Copy out all lines of the listing below that hold "Search".

Supplied records

····················

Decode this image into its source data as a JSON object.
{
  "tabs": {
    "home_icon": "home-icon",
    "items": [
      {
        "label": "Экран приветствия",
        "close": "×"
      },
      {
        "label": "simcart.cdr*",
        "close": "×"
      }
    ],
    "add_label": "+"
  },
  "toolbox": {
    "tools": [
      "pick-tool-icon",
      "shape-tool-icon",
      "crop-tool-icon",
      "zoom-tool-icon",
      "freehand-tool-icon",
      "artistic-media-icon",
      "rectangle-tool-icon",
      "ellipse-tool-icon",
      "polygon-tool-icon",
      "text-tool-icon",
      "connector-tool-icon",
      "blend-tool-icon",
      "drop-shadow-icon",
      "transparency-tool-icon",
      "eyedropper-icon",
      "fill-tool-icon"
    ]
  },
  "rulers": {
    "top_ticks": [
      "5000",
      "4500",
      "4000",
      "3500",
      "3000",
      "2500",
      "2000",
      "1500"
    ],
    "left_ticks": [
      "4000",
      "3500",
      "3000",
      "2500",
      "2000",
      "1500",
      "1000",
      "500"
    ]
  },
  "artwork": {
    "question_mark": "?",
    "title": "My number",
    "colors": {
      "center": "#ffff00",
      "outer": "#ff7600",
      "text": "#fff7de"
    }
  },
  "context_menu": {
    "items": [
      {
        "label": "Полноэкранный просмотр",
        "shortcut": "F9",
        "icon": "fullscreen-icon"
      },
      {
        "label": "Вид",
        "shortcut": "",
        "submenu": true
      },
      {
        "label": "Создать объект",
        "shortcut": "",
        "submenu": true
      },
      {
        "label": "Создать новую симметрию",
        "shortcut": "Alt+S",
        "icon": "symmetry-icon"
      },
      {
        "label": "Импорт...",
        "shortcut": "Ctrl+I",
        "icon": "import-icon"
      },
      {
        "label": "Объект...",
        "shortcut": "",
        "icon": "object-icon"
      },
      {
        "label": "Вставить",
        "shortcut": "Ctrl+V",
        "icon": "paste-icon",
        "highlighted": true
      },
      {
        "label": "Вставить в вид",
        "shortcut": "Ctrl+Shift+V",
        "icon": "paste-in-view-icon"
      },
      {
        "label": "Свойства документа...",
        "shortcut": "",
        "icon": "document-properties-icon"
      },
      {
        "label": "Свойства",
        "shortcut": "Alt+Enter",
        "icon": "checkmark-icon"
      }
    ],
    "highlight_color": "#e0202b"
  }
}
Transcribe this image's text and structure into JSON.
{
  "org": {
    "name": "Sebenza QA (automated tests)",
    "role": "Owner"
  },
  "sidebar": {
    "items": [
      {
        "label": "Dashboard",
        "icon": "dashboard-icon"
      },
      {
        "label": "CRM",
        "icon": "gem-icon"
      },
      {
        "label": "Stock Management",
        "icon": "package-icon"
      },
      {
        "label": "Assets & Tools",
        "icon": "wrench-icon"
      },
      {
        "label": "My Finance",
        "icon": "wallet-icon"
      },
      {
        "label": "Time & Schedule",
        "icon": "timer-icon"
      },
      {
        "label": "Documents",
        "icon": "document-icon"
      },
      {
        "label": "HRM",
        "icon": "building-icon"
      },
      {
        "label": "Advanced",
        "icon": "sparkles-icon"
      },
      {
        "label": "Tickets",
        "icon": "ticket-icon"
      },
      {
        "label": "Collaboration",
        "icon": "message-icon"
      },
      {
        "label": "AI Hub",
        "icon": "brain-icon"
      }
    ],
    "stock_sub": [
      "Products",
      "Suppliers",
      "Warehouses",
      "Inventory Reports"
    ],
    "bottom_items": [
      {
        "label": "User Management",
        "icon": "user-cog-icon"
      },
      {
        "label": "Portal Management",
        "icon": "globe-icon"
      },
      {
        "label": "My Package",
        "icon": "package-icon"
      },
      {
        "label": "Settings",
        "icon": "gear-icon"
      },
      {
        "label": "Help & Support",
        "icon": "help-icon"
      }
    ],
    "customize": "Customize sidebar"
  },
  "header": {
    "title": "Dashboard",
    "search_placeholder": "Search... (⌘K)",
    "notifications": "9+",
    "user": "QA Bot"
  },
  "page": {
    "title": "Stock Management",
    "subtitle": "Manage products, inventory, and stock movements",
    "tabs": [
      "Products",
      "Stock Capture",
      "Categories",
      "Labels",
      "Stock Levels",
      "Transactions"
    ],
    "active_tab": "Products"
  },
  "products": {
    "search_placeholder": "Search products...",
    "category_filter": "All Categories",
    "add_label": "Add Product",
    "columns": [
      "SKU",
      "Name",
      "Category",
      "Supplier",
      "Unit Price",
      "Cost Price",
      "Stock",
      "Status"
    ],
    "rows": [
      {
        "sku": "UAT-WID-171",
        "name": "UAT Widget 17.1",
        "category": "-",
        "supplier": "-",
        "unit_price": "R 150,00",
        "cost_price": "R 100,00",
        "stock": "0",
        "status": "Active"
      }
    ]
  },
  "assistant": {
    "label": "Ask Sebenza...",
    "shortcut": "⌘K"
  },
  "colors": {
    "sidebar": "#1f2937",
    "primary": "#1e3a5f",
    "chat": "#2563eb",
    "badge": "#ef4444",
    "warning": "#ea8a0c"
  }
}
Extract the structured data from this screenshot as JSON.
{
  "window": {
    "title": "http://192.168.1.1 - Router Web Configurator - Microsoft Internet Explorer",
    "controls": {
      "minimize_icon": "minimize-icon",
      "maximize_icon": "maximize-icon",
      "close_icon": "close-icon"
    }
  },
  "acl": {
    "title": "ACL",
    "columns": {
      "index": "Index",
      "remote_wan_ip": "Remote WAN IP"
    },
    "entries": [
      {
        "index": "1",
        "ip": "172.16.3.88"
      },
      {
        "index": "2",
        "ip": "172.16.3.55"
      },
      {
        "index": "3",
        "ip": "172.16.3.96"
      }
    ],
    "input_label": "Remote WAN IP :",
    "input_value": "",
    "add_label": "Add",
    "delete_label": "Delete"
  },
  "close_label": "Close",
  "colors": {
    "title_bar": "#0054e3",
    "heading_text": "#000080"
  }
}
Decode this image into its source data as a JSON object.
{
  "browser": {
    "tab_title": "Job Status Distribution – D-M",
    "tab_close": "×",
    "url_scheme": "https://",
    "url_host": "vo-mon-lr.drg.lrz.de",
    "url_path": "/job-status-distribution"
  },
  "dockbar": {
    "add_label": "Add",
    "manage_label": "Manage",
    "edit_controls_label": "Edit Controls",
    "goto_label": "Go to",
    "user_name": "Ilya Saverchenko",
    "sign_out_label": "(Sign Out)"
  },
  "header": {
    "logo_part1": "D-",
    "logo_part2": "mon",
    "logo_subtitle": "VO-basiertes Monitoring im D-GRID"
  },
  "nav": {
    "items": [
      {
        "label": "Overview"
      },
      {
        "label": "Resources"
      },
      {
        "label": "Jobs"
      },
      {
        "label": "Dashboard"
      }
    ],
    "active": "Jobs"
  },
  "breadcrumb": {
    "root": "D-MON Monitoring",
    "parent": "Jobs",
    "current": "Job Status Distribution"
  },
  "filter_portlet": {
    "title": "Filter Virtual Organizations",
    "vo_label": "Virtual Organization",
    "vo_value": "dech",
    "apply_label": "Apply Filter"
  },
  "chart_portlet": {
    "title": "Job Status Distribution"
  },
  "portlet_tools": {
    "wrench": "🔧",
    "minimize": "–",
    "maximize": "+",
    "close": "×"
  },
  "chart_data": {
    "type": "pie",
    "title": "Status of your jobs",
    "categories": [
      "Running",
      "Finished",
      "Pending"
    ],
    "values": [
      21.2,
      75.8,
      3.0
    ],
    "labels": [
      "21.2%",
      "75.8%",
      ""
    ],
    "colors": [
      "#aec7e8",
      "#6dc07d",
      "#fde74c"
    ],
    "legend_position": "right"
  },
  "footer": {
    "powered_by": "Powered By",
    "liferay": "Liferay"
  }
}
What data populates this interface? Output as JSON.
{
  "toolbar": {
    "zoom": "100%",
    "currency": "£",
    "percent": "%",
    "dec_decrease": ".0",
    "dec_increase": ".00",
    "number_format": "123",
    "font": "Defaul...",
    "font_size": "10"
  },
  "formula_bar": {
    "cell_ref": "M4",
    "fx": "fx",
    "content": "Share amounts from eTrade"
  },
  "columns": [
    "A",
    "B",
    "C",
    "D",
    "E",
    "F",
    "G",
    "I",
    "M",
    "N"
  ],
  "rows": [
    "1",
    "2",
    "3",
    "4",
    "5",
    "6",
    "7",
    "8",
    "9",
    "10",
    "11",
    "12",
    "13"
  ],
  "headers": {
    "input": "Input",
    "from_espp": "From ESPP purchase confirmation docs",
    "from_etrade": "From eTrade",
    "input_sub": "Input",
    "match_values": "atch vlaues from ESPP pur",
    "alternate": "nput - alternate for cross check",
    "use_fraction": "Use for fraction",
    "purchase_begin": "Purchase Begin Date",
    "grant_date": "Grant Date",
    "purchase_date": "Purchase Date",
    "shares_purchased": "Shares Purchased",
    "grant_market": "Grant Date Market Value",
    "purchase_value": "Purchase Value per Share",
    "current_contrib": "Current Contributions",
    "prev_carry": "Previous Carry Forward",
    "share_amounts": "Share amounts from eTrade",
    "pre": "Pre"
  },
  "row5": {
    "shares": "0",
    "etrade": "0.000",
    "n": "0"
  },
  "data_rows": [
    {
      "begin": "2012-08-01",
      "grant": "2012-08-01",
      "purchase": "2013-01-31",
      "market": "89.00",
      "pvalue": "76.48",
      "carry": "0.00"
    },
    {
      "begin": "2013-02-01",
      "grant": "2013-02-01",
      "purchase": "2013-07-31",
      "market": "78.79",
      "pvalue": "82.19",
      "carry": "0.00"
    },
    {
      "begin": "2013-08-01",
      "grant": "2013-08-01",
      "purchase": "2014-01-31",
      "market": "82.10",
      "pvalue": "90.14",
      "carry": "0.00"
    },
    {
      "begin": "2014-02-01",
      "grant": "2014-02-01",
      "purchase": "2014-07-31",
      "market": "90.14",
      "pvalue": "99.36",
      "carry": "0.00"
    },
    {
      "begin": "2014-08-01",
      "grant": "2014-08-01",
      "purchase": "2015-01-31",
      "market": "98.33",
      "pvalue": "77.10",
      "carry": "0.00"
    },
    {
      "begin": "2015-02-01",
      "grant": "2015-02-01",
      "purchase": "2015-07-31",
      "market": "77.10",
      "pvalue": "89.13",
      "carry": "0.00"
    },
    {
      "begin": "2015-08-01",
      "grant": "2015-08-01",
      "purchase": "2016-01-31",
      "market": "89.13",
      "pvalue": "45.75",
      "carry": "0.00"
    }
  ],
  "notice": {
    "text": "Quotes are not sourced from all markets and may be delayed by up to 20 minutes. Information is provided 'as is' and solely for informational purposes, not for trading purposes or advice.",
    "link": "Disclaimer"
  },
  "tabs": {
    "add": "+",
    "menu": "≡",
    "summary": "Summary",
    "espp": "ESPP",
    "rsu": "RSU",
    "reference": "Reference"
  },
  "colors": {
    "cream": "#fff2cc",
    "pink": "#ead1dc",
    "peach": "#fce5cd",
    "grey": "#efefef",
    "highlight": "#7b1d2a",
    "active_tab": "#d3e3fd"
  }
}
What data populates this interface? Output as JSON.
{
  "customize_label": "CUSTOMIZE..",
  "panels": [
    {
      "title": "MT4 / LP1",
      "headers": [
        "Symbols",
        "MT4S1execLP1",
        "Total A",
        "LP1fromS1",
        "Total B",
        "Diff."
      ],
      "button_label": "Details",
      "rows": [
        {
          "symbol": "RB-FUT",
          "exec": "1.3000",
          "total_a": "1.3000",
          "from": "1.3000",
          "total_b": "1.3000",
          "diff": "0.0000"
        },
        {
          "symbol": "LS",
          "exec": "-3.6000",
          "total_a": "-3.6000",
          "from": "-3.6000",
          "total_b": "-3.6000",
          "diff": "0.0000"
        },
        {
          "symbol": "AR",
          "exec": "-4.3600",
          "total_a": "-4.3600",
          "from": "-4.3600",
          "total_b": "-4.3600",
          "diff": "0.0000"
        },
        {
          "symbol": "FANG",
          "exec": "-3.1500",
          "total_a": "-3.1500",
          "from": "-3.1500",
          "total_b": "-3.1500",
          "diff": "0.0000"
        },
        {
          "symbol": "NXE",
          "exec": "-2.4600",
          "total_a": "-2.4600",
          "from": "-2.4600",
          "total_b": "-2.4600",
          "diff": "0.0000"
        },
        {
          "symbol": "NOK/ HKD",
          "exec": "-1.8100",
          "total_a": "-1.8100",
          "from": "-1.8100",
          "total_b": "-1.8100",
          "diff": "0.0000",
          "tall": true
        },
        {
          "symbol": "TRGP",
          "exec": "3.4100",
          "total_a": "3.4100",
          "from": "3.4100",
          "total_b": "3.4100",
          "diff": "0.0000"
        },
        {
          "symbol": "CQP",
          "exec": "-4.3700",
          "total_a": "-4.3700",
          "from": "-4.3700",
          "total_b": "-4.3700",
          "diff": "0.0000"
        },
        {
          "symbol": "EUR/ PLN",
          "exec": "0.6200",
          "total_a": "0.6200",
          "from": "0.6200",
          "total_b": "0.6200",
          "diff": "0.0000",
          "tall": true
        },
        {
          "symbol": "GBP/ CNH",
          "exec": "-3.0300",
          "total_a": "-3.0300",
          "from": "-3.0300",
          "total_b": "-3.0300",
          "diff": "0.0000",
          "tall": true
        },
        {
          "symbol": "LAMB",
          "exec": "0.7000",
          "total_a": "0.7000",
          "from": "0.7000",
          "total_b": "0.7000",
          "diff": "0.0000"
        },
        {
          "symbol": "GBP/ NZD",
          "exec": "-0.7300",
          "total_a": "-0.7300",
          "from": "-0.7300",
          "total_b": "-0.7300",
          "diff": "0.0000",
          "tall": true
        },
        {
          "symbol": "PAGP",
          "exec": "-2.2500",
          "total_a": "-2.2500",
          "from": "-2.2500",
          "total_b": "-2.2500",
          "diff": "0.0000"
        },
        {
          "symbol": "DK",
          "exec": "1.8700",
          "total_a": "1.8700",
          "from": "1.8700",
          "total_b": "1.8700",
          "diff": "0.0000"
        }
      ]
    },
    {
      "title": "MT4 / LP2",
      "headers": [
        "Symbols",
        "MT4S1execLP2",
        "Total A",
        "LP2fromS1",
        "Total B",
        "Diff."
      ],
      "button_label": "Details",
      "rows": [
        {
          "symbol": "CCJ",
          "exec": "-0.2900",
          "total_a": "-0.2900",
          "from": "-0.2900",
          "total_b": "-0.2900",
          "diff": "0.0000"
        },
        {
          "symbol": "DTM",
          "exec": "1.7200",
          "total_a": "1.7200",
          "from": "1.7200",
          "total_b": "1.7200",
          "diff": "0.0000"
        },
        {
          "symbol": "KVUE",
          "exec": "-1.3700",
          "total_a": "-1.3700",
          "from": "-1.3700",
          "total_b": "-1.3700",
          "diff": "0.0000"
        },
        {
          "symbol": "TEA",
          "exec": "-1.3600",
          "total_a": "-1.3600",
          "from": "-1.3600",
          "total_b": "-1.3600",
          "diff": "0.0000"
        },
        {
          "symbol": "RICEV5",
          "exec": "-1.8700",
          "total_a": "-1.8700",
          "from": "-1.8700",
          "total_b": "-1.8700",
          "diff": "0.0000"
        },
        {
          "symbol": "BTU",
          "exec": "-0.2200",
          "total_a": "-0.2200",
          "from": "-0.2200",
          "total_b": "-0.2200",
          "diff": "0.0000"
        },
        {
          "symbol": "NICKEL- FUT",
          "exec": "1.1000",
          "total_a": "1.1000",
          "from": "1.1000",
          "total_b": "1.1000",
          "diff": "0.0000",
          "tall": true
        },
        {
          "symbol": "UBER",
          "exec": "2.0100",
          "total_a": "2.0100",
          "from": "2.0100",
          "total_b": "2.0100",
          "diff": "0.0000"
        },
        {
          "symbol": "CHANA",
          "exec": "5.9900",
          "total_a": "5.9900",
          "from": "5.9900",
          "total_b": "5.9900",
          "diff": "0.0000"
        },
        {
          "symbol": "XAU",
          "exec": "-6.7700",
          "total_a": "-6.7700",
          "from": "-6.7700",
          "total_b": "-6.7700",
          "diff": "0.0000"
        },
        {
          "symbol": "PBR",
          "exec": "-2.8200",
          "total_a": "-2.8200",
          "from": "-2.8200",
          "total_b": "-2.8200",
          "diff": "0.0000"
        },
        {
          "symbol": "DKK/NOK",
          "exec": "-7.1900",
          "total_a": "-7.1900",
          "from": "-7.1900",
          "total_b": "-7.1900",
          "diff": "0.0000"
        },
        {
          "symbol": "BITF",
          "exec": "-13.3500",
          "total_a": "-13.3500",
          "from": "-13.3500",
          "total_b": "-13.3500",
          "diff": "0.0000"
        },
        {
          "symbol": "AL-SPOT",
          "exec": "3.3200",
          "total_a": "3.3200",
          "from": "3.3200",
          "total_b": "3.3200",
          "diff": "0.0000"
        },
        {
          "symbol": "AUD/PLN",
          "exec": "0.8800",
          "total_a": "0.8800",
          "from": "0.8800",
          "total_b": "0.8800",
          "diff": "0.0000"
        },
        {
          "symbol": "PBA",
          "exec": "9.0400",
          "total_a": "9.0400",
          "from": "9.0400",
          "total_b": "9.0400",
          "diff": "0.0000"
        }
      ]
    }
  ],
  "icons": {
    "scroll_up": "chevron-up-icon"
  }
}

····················

Reply
    "search_placeholder": "Search... (⌘K)",
    "search_placeholder": "Search products...",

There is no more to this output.